    A friend of mine plays a variation of this interactive game to study for tests with her daughter in middle school when she has a science or social studies test. So, it really does work!

    1. On index cards, write questions that will help your child study for a test. Your child should be involved in writing the review questions on the index cards.
    2. Place the cards in four piles around a table. Have a radio or CD player near by.
    3. Turn on the music, and your child walks or dances around the table. Stop the music, and your child goes to the closest pile of cards.
    4. She picks a card, reads it, and answers it. (Put a textbook on the table in case she needs to look up any answers.)

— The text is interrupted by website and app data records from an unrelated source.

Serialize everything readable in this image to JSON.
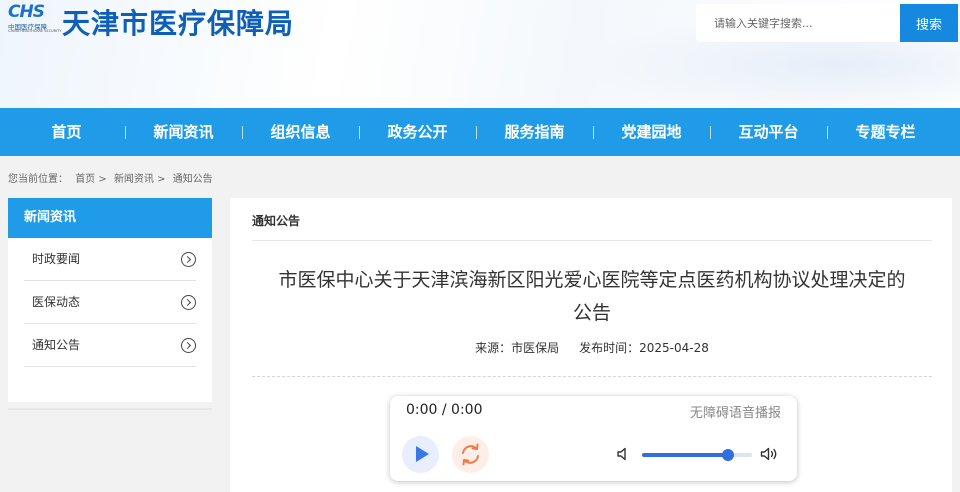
{
  "header": {
    "logo_mark": "CHS",
    "logo_cn": "中国医疗保障",
    "logo_en": "CHINA HEALTHCARE SECURITY",
    "site_title": "天津市医疗保障局",
    "search": {
      "placeholder": "请输入关键字搜索...",
      "button_label": "搜索"
    }
  },
  "nav": {
    "items": [
      {
        "label": "首页"
      },
      {
        "label": "新闻资讯"
      },
      {
        "label": "组织信息"
      },
      {
        "label": "政务公开"
      },
      {
        "label": "服务指南"
      },
      {
        "label": "党建园地"
      },
      {
        "label": "互动平台"
      },
      {
        "label": "专题专栏"
      }
    ]
  },
  "breadcrumb": {
    "prefix": "您当前位置：",
    "items": [
      "首页 >",
      "新闻资讯 >",
      "通知公告"
    ]
  },
  "sidebar": {
    "title": "新闻资讯",
    "items": [
      {
        "label": "时政要闻",
        "icon": "chevron-right-circle-icon"
      },
      {
        "label": "医保动态",
        "icon": "chevron-right-circle-icon"
      },
      {
        "label": "通知公告",
        "icon": "chevron-right-circle-icon"
      }
    ]
  },
  "content": {
    "section_heading": "通知公告",
    "article": {
      "title_line1": "市医保中心关于天津滨海新区阳光爱心医院等定点医药机构协议处理决定的",
      "title_line2": "公告",
      "source_label": "来源：市医保局",
      "publish_label": "发布时间：2025-04-28"
    }
  },
  "player": {
    "time_display": "0:00 / 0:00",
    "label": "无障碍语音播报",
    "volume_level": 0.78,
    "icons": {
      "play": "play-icon",
      "loop": "loop-icon",
      "volume_low": "volume-low-icon",
      "volume_high": "volume-high-icon"
    },
    "colors": {
      "accent": "#2f6fe0",
      "loop": "#f07a4a"
    }
  },
  "theme": {
    "primary": "#1f9be8",
    "title_blue": "#0e5fb8"
  }
}
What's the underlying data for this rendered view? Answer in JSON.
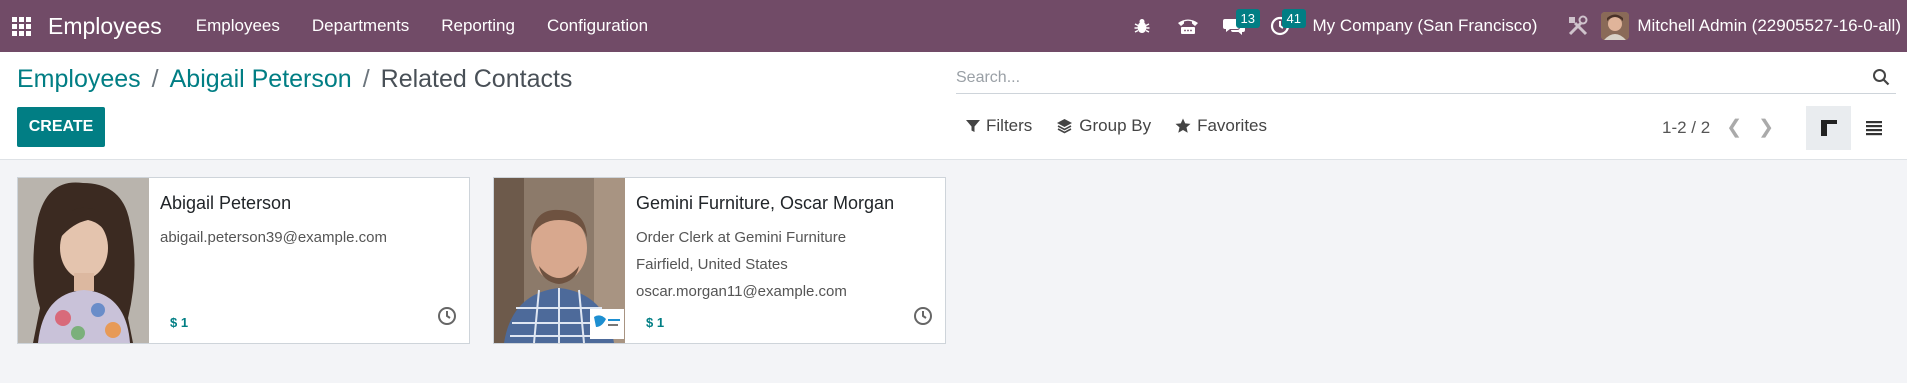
{
  "navbar": {
    "app_name": "Employees",
    "menu": [
      "Employees",
      "Departments",
      "Reporting",
      "Configuration"
    ],
    "messages_count": "13",
    "activities_count": "41",
    "company": "My Company (San Francisco)",
    "user": "Mitchell Admin (22905527-16-0-all)"
  },
  "breadcrumb": {
    "root": "Employees",
    "parent": "Abigail Peterson",
    "current": "Related Contacts",
    "separator": "/"
  },
  "create_label": "CREATE",
  "search": {
    "placeholder": "Search..."
  },
  "filters": {
    "filters": "Filters",
    "group_by": "Group By",
    "favorites": "Favorites"
  },
  "pager": {
    "text": "1-2 / 2"
  },
  "cards": [
    {
      "name": "Abigail Peterson",
      "lines": [
        "abigail.peterson39@example.com"
      ],
      "money": "$ 1"
    },
    {
      "name": "Gemini Furniture, Oscar Morgan",
      "lines": [
        "Order Clerk at Gemini Furniture",
        "Fairfield, United States",
        "oscar.morgan11@example.com"
      ],
      "money": "$ 1"
    }
  ],
  "colors": {
    "brand": "#714b67",
    "accent": "#017e84"
  }
}
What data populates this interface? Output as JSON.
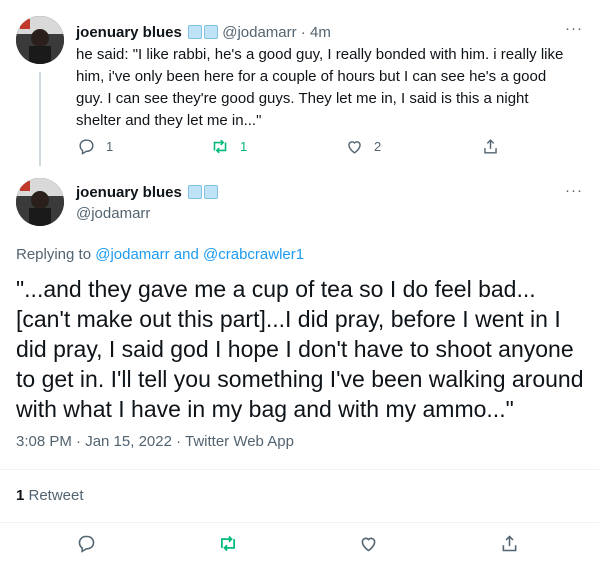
{
  "tweet1": {
    "name": "joenuary blues",
    "handle": "@jodamarr",
    "time": "4m",
    "text": "he said: \"I like rabbi, he's a good guy, I really bonded with him. i really like him, i've only been here for a couple of hours but I can see he's a good guy. I can see they're good guys. They let me in, I said is this a night shelter and they let me in...\"",
    "replies": "1",
    "retweets": "1",
    "likes": "2"
  },
  "tweet2": {
    "name": "joenuary blues",
    "handle": "@jodamarr",
    "replying_prefix": "Replying to ",
    "reply_to_1": "@jodamarr",
    "reply_and": " and ",
    "reply_to_2": "@crabcrawler1",
    "text": "\"...and they gave me a cup of tea so I do feel bad...[can't make out this part]...I did pray, before I went in I did pray, I said god I hope I don't have to shoot anyone to get in. I'll tell you something I've been walking around with what I have in my bag and with my ammo...\"",
    "timestamp": "3:08 PM · Jan 15, 2022 · Twitter Web App",
    "retweet_count": "1",
    "retweet_label": " Retweet"
  },
  "more_glyph": "···",
  "colors": {
    "accent": "#1d9bf0",
    "retweet": "#00ba7c",
    "muted": "#536471",
    "text": "#0f1419"
  },
  "icons": [
    "reply-icon",
    "retweet-icon",
    "like-icon",
    "share-icon",
    "more-icon",
    "ice-cube-emoji"
  ]
}
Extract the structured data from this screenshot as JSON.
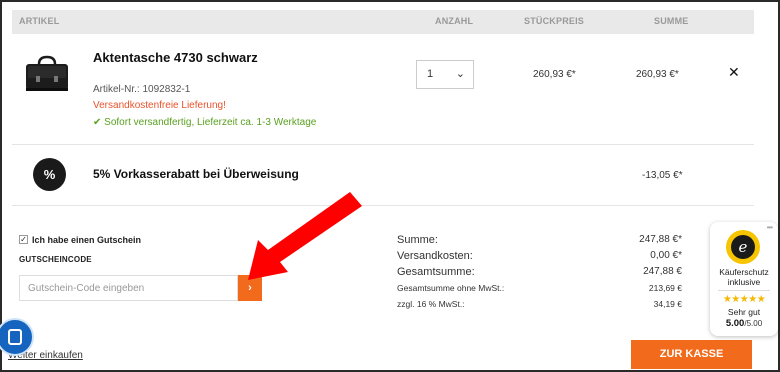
{
  "table_header": {
    "artikel": "ARTIKEL",
    "anzahl": "ANZAHL",
    "stueckpreis": "STÜCKPREIS",
    "summe": "SUMME"
  },
  "product": {
    "name": "Aktentasche 4730 schwarz",
    "article_no": "Artikel-Nr.: 1092832-1",
    "shipping_note": "Versandkostenfreie Lieferung!",
    "stock_note": "Sofort versandfertig, Lieferzeit ca. 1-3 Werktage",
    "quantity": "1",
    "unit_price": "260,93 €*",
    "total_price": "260,93 €*",
    "remove_symbol": "✕"
  },
  "discount": {
    "badge": "%",
    "label": "5% Vorkasserabatt bei Überweisung",
    "amount": "-13,05 €*"
  },
  "voucher": {
    "checkbox_label": "Ich habe einen Gutschein",
    "checked": true,
    "code_label": "GUTSCHEINCODE",
    "placeholder": "Gutschein-Code eingeben",
    "submit_symbol": "›"
  },
  "summary": {
    "rows": [
      {
        "label": "Summe:",
        "value": "247,88 €*"
      },
      {
        "label": "Versandkosten:",
        "value": "0,00 €*"
      },
      {
        "label": "Gesamtsumme:",
        "value": "247,88 €"
      },
      {
        "label": "Gesamtsumme ohne MwSt.:",
        "value": "213,69 €"
      },
      {
        "label": "zzgl. 16 % MwSt.:",
        "value": "34,19 €"
      }
    ]
  },
  "footer": {
    "continue_link": "Weiter einkaufen",
    "checkout_button": "ZUR KASSE"
  },
  "trusted_shops": {
    "seal_letter": "e",
    "protection": "Käuferschutz inklusive",
    "stars": "★★★★★",
    "rating_text": "Sehr gut",
    "score": "5.00",
    "score_max": "/5.00",
    "menu_dots": "•••"
  },
  "colors": {
    "accent": "#f26a1b",
    "annotation_arrow": "#ff0000",
    "shipping_note": "#e8532c",
    "stock_note": "#5aa021",
    "chat": "#1565c0"
  },
  "icons": {
    "quantity_dropdown": "chevron-down-icon",
    "stock": "check-icon",
    "remove": "close-icon",
    "voucher_submit": "chevron-right-icon",
    "chat": "chat-icon",
    "annotation": "red-arrow-icon"
  }
}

    5. If she gets it correct without looking, put the card in the middle of the table. If she has to look up the answer, put the card at the bottom of that pile.
    6. Now it's your turn (if she wants to switch roles.) When she stops the music, you pick up the top card on the closest pile and read it. But she has to answer it!

    With a little homework help for parents and fun interactive games to study spelling, you can make this time more enjoyable for your child!